Whitfield also contends (without citation to case law), that the nature of his relationship to the conspiracy, and to the conspirators, is evidence that he did not share the group's common objective. He argues, for example, that he did not share equally in the proceeds from the burglary, and that he was not present when the proceeds were divided. However, given his knowledge that the group was involved in other burglaries, that argument is not persuasive. "At a minimum . . . it must be shown that . . . a person has knowledge of the conspiracy's illicit purpose when he performs acts which further that illicit purpose." United States v. Klein, 515 F.2d 751, 753 (3d Cir. 1975).
Whitfield knew Plytas and Myrick were obtaining money by committing burglaries. His participation in the Monster Beverage burglary furthered the conspiracy's illicit purpose generally. "By acting in furtherance of the co-conspirators' goals with knowledge of the improper purpose, the jury can reasonably infer that the new member has achieved a tacit agreement with members of the ongoing conspiracy." Id.
Although evidence of Whitfield's participation in the larger burglary conspiracy was not nearly as strong as evidence of his participation in the single burglary of Monster Beverage, it did not have to be. It only had to be strong enough to establish his guilt in the larger conspiracy beyond a reasonable doubt. We think it was sufficient to establish his guilt to that level of certainty.
Based upon our decision in United States v. Perez, Myrick's testimony is sufficient because "uncorroborated accomplice testimony may constitutionally provide the exclusive basis for a criminal conviction." 280 F.3d 318, 344-45 (3d Cir. 2002) (emphasis added and citations omitted).
Whitfield also claims that he is entitled to a new trial based upon the newly discovered evidence of a co-conspirator's inconsistent statements to prison authorities.

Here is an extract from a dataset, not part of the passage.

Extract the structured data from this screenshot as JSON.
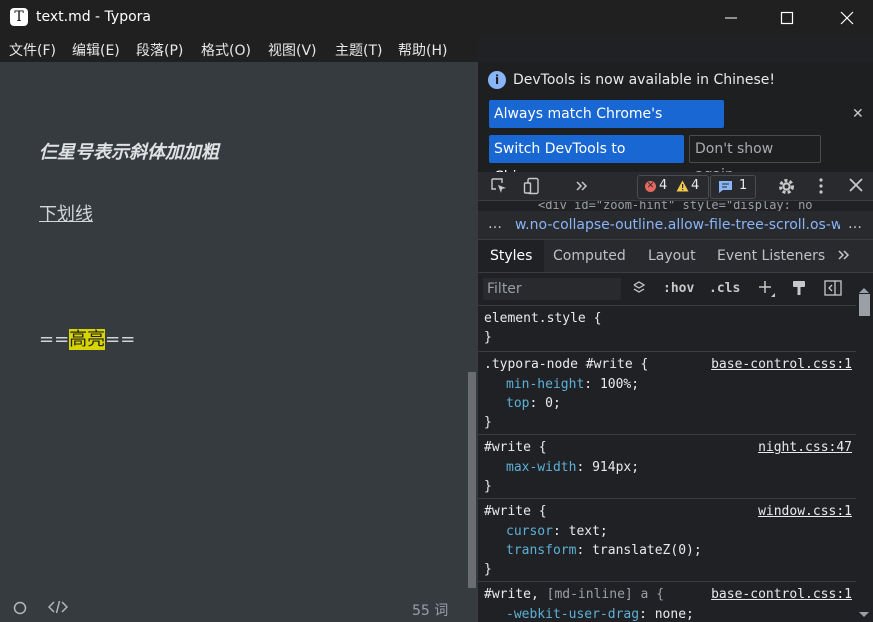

His claim is based upon the fact that Plytas testified at trial that he received heroin from another inmate, but he actually received the heroin from his father.

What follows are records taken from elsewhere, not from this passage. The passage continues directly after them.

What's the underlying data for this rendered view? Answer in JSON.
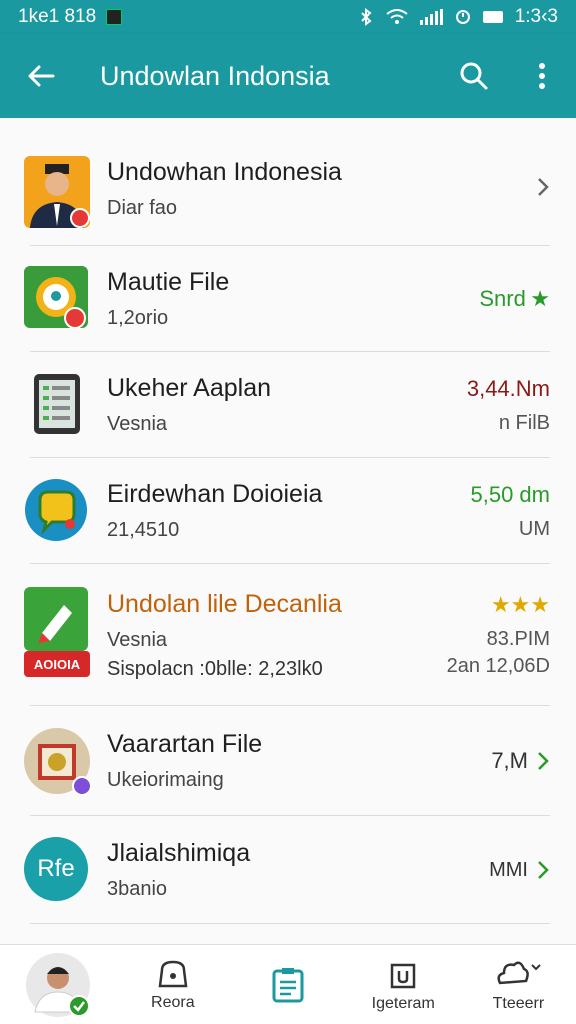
{
  "status_bar": {
    "left_text": "1ke1 818",
    "time": "1:3‹3"
  },
  "app_bar": {
    "title": "Undowlan Indonsia"
  },
  "list": [
    {
      "title": "Undowhan Indonesia",
      "subtitle": "Diar fao"
    },
    {
      "title": "Mautie File",
      "subtitle": "1,2orio",
      "meta1": "Snrd"
    },
    {
      "title": "Ukeher Aaplan",
      "subtitle": "Vesnia",
      "meta1": "3,44.Nm",
      "meta2": "n FilB"
    },
    {
      "title": "Eirdewhan Doioieia",
      "subtitle": "21,4510",
      "meta1": "5,50 dm",
      "meta2": "UM"
    },
    {
      "title": "Undolan lile Decanlia",
      "subtitle": "Vesnia",
      "subtitle2": "Sispolacn :0blle: 2,23lk0",
      "meta2": "83.PIM",
      "meta3": "2an 12,06D",
      "badge": "AOIOIA"
    },
    {
      "title": "Vaarartan File",
      "subtitle": "Ukeiorimaing",
      "meta1": "7,M"
    },
    {
      "title": "Jlaialshimiqa",
      "subtitle": "3banio",
      "meta1": "MMI",
      "avatar_text": "Rfe"
    }
  ],
  "bottom_nav": [
    {
      "label": ""
    },
    {
      "label": "Reora"
    },
    {
      "label": ""
    },
    {
      "label": "Igeteram"
    },
    {
      "label": "Tteeerr"
    }
  ],
  "colors": {
    "primary": "#1a9aa0",
    "accent_green": "#2a9a2a",
    "star_gold": "#e0a800",
    "price_red": "#8a1a1a",
    "title_orange": "#c0620a"
  }
}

However, newly discovered evidence does not provide a remedy when it is merely cumulative or impeaching. United States v. Adams, 759 F.2d 1099, 1108 (3d Cir. 1985). Here, Plytas was extensively impeached with evidence of his prior bad acts throughout his testimony. The government brought out, on direct examination, the dozens of burglaries and robberies Plytas and his co-conspirators had committed in this case; his prior criminal record; his use of heroin in the Federal Detention Center; and the government's withdrawal of his plea agreement. All six defense counsel cross-examined him, some extensively, about his prior crimes and his prior inconsistent statements. We agree with the district court's ruling that Plytas's undisclosed inconsistent statement was cumulative impeachment material that did not affect Whitfield's defense.
For the reasons explained above, we affirm appellant's conviction and the district court's order denying his motion for a new trial.